■ **Prompt**
Look through the data below and report how many lines include "kind". Only the number should be given.

------------

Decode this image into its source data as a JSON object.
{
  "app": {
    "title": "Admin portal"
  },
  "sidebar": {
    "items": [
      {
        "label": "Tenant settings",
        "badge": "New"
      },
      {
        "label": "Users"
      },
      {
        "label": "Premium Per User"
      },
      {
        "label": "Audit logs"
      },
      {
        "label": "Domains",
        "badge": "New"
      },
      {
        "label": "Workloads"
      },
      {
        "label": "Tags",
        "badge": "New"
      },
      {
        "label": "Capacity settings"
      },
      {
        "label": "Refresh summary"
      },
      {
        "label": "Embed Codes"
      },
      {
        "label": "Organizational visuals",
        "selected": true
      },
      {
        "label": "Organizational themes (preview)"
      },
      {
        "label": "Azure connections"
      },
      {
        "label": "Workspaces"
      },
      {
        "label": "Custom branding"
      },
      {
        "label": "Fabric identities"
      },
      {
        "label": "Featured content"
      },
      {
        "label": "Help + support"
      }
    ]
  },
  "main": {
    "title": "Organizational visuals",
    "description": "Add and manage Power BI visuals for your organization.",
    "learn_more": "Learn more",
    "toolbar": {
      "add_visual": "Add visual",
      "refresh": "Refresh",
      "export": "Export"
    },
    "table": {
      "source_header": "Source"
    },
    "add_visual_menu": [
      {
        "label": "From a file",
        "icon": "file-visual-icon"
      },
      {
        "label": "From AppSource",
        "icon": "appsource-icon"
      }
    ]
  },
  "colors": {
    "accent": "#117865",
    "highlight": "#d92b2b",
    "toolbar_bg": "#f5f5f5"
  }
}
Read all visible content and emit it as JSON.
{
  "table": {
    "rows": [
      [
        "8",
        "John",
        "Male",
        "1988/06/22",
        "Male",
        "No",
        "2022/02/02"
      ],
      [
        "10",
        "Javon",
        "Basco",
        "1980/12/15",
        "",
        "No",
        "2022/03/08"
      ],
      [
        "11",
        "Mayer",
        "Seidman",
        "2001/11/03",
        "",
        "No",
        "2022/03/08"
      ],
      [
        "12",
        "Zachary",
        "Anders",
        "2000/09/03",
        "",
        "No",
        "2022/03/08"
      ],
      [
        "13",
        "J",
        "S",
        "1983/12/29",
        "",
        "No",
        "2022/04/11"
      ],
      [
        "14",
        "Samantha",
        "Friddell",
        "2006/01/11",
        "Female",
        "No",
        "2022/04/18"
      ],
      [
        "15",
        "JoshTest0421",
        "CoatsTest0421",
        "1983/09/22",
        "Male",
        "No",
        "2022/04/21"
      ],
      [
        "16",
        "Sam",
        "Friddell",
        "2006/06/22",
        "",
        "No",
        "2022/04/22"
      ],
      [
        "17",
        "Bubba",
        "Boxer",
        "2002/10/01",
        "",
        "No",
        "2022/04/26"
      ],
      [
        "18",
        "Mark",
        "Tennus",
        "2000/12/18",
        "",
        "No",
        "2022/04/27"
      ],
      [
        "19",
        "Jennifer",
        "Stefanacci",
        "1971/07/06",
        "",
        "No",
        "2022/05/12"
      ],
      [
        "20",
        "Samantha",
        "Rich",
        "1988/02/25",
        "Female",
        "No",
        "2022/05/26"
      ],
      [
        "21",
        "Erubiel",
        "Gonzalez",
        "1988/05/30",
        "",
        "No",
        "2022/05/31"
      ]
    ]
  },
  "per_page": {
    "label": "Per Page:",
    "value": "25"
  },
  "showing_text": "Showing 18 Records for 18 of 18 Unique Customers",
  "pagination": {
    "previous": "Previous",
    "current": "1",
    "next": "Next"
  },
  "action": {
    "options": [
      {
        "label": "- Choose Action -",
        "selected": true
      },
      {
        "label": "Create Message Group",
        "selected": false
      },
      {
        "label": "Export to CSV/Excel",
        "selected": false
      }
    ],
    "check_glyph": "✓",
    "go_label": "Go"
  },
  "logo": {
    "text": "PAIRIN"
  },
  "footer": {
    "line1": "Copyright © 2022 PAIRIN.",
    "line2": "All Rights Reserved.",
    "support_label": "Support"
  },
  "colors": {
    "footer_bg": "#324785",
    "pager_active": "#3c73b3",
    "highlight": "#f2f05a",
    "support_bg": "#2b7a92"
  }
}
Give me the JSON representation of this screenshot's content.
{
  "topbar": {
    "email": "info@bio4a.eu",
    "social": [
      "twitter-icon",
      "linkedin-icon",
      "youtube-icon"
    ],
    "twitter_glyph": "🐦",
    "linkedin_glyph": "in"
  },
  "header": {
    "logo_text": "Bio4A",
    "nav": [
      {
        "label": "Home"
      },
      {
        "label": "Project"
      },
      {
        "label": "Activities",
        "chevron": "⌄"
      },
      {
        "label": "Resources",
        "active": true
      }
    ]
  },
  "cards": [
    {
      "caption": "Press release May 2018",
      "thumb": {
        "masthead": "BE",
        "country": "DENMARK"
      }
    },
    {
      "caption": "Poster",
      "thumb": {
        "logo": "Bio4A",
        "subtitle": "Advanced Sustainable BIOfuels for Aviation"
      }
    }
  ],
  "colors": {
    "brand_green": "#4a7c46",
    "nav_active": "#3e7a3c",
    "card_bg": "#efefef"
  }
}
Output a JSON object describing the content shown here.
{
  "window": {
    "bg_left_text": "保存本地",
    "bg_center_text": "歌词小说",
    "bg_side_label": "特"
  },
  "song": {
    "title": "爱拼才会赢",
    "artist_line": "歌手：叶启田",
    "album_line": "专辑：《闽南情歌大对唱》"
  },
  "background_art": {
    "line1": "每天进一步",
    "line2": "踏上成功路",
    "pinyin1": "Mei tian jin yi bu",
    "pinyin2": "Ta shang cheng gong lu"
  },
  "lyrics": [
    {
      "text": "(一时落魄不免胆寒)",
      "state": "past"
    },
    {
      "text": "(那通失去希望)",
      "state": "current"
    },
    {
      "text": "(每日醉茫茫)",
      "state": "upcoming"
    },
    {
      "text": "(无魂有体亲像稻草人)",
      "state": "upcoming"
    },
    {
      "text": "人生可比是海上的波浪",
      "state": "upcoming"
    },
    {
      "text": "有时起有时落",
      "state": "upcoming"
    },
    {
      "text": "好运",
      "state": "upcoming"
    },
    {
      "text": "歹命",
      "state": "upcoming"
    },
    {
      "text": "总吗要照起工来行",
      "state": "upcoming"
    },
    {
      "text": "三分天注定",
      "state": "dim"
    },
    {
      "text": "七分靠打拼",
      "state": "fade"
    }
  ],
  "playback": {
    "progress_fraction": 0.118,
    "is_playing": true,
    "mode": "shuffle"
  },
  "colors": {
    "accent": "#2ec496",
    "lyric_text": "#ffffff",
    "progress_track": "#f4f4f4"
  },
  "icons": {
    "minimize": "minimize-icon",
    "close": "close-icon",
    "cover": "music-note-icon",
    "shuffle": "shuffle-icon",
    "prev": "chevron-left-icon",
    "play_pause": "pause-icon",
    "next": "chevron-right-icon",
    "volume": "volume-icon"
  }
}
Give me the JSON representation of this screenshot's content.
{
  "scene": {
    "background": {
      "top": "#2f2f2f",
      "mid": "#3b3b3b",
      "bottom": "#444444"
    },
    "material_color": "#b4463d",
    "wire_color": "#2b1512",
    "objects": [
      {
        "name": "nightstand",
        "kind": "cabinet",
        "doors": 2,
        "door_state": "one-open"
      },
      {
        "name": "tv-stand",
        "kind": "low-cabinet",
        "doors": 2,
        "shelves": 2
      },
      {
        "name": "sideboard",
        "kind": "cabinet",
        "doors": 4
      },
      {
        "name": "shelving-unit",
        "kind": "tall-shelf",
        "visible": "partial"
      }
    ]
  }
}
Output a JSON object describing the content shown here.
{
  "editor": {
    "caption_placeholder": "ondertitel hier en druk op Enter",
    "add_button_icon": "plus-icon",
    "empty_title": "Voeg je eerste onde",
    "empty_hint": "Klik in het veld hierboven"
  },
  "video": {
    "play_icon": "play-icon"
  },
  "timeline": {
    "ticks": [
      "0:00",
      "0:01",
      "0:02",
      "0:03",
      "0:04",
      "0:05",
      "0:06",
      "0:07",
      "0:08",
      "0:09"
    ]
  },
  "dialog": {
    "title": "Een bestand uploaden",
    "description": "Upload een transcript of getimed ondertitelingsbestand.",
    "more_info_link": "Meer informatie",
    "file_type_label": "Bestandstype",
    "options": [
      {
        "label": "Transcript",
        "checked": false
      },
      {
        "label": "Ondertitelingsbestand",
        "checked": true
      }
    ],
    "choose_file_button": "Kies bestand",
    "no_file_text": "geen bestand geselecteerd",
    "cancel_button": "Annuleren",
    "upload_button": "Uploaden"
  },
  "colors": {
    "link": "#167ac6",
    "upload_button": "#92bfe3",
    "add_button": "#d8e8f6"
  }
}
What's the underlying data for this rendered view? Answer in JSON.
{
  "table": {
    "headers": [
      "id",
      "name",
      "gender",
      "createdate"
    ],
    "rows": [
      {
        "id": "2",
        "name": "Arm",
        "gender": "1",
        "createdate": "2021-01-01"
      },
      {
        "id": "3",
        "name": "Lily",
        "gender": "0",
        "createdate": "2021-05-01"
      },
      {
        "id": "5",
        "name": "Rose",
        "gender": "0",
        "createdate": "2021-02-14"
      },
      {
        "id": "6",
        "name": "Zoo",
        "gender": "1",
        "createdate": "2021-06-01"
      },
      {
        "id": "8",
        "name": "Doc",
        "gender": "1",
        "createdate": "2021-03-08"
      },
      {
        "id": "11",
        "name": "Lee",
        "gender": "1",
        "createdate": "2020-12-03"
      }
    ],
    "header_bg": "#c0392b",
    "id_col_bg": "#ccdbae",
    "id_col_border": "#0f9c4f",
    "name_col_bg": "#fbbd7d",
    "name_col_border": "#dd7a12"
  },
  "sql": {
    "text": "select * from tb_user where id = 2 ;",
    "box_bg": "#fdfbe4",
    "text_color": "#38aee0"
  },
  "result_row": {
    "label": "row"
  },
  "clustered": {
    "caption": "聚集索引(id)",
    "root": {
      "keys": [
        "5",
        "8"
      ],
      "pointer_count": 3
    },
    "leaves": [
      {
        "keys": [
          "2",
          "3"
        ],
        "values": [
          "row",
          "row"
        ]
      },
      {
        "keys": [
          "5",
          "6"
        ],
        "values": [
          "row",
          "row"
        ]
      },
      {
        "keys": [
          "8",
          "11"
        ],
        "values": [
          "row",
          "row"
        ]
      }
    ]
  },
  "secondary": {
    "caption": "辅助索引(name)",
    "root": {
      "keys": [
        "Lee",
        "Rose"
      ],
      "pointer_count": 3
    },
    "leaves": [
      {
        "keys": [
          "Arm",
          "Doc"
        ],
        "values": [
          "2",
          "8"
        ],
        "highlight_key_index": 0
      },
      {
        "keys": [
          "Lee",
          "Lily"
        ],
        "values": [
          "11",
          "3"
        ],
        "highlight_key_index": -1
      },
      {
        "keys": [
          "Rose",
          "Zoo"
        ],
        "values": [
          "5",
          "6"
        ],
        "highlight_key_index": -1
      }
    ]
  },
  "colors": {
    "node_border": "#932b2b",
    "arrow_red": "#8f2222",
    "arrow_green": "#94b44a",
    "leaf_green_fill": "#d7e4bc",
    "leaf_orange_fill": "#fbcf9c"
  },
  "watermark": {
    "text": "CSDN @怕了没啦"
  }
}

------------

■ **Answer to the exercise**
4